Another point with iced coffee is if you use plain ice cubes you will water down the resulting brew. This can lead it to taste weak and bland but this issue is overcome if you leave it to cool in the fridge or use coffee ice cubes instead.
Cold brew coffee is famous for its low levels of acidity. This is what enhances those sweeter flavors and it will never taste sour. This makes it a good option for those with sensitive stomachs, especially if a dark roast coffee is used as darker roasts contain less acidic compounds.
Iced coffee, because it’s brewed hot, can end up with higher levels of acid. This is especially true if a lighter roast coffee bean is used. The acid does help impart some of the complex coffee flavors so does have a purpose in your java but it may not suit everyone to drink it.

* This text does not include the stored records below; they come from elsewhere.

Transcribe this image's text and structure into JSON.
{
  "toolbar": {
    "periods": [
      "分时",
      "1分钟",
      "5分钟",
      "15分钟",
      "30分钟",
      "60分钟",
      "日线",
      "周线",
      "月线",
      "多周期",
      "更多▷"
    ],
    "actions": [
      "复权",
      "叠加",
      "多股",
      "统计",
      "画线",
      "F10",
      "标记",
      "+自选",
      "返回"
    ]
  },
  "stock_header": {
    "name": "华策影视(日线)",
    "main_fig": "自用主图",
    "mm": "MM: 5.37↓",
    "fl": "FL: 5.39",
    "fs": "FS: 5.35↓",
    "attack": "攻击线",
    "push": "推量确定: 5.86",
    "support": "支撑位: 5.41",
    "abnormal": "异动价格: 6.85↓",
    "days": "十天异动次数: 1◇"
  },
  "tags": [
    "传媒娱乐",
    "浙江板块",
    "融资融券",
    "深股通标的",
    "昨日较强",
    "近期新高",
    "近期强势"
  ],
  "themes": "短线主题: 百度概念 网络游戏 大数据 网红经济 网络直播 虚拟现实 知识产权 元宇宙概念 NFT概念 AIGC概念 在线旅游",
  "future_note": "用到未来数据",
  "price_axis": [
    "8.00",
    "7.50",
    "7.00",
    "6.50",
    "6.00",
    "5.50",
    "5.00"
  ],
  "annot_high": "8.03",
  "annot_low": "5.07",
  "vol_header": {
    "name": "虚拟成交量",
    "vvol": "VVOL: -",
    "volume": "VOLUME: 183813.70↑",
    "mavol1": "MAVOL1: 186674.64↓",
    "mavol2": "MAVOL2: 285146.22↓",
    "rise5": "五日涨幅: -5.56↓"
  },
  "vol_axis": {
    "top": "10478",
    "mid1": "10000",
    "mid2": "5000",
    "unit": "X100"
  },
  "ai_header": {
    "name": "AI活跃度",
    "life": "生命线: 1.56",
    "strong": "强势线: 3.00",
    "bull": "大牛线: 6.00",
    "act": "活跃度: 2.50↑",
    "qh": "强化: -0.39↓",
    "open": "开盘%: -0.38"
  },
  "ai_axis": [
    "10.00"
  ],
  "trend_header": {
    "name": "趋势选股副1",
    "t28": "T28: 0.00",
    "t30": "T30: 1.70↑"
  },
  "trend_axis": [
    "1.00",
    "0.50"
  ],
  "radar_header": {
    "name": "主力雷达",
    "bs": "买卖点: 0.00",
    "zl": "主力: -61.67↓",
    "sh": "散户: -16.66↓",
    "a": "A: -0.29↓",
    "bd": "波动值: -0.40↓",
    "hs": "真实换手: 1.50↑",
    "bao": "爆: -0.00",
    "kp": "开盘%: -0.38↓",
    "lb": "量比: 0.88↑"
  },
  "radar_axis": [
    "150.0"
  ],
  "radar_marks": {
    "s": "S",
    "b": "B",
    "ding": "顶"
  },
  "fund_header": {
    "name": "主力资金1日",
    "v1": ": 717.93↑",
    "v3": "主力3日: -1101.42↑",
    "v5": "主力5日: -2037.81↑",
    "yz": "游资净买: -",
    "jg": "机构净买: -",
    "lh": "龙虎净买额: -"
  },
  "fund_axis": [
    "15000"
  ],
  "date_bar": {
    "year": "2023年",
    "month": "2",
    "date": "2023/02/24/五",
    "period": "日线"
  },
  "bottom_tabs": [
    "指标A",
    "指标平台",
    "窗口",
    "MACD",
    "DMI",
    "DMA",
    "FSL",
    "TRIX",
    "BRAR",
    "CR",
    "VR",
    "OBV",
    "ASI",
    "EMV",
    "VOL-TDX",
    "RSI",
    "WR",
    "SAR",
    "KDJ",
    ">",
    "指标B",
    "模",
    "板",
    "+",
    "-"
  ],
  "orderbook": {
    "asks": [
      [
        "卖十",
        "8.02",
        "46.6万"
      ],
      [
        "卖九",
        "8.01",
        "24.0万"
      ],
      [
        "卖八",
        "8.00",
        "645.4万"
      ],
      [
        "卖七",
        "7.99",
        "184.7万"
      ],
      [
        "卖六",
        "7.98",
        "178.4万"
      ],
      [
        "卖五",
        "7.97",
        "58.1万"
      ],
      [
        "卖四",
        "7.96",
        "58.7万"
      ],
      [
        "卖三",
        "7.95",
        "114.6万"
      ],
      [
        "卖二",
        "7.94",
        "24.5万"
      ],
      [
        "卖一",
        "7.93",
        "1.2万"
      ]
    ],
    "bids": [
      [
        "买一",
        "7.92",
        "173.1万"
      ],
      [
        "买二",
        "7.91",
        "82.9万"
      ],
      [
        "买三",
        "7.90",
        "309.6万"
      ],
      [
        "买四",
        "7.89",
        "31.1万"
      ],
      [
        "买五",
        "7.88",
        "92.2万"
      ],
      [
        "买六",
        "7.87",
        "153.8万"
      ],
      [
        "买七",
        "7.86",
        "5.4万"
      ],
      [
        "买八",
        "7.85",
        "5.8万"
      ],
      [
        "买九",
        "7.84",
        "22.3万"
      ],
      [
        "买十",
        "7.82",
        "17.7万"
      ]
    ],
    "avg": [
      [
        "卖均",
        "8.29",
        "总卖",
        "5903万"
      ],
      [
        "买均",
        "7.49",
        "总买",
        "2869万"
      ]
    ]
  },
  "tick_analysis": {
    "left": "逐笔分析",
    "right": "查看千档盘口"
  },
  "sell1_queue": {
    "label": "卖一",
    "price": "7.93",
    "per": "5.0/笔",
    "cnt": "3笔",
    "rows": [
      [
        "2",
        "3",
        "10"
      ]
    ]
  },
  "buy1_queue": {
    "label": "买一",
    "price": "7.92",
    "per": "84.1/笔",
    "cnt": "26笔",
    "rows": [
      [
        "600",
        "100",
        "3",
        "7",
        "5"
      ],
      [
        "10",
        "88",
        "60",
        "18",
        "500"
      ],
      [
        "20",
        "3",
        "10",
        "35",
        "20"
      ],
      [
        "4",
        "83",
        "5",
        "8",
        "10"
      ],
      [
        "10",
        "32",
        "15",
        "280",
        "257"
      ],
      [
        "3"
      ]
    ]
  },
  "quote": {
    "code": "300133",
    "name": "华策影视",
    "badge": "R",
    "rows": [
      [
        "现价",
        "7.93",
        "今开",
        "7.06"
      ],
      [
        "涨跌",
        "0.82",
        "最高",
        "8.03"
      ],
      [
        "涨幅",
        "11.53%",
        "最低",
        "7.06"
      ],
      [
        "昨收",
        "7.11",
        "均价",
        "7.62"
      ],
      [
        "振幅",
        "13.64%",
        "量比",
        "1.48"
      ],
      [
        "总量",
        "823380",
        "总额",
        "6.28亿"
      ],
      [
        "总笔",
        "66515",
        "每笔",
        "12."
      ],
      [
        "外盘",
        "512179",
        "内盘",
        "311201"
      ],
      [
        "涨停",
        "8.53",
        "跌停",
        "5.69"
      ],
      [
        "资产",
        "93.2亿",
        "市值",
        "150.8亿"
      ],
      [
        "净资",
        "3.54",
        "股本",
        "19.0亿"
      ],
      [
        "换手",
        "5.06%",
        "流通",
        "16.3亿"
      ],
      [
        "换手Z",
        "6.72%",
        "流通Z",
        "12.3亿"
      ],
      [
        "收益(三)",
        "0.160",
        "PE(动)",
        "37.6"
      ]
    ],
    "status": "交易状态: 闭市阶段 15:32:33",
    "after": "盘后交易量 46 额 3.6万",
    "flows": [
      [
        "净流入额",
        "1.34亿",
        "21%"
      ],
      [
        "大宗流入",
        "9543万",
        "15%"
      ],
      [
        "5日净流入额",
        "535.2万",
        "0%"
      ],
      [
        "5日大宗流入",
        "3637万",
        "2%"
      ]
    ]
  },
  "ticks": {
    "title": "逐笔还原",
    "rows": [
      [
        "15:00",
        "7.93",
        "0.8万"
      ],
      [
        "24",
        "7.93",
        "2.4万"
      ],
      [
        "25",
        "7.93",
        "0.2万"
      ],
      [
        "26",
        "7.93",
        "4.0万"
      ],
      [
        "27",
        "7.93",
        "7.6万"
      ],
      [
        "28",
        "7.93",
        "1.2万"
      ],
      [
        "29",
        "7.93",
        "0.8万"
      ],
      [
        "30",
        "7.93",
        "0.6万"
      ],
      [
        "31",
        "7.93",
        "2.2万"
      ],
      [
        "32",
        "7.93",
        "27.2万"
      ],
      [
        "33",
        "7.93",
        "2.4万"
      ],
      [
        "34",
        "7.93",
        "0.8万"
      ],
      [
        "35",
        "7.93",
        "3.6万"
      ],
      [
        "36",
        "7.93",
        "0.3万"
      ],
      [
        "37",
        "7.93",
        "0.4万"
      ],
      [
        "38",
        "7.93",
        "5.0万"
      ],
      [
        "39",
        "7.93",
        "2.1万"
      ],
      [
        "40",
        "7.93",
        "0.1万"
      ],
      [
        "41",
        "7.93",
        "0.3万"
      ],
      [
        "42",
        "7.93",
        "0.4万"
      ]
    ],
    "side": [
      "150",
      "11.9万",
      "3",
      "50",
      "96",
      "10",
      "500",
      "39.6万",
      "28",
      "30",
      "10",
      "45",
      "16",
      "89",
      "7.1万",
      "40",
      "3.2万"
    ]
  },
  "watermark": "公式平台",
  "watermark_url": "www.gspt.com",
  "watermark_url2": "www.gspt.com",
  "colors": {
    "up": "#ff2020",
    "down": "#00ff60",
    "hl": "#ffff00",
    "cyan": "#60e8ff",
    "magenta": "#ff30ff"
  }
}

Which Is Best?
Cold brew vs iced coffee is a difficult call to make as they have a lot of similarities. For me, I think the answer has to be cold brew is the best cool coffee option. I love the delicate sweetness that comes from brewing coffee in this manner and I don’t mind planning ahead to ensure it’s waiting in the fridge for me each morning.
This being said, if I have forgotten to prepare my cold brew, iced coffee can go down a real treat and I always have coffee ice cubes waiting in my freezer to avoid a watery cup of joe.
The best option for you really comes down to personal preference. Give them both a try and see what you think. In the end, they’re both super refreshing on a hot day and provide that all-important caffeine buzz when you need it most!
Cold brew, although it sounds like the same thing as iced coffee, actually differs quite a lot due to its brew method. The taste and acid levels also differ between these brew methods so there’s plenty to consider if you’re trying to choose between the two.
My best advice is to give each option a go and see which suits you best. Happy brewing!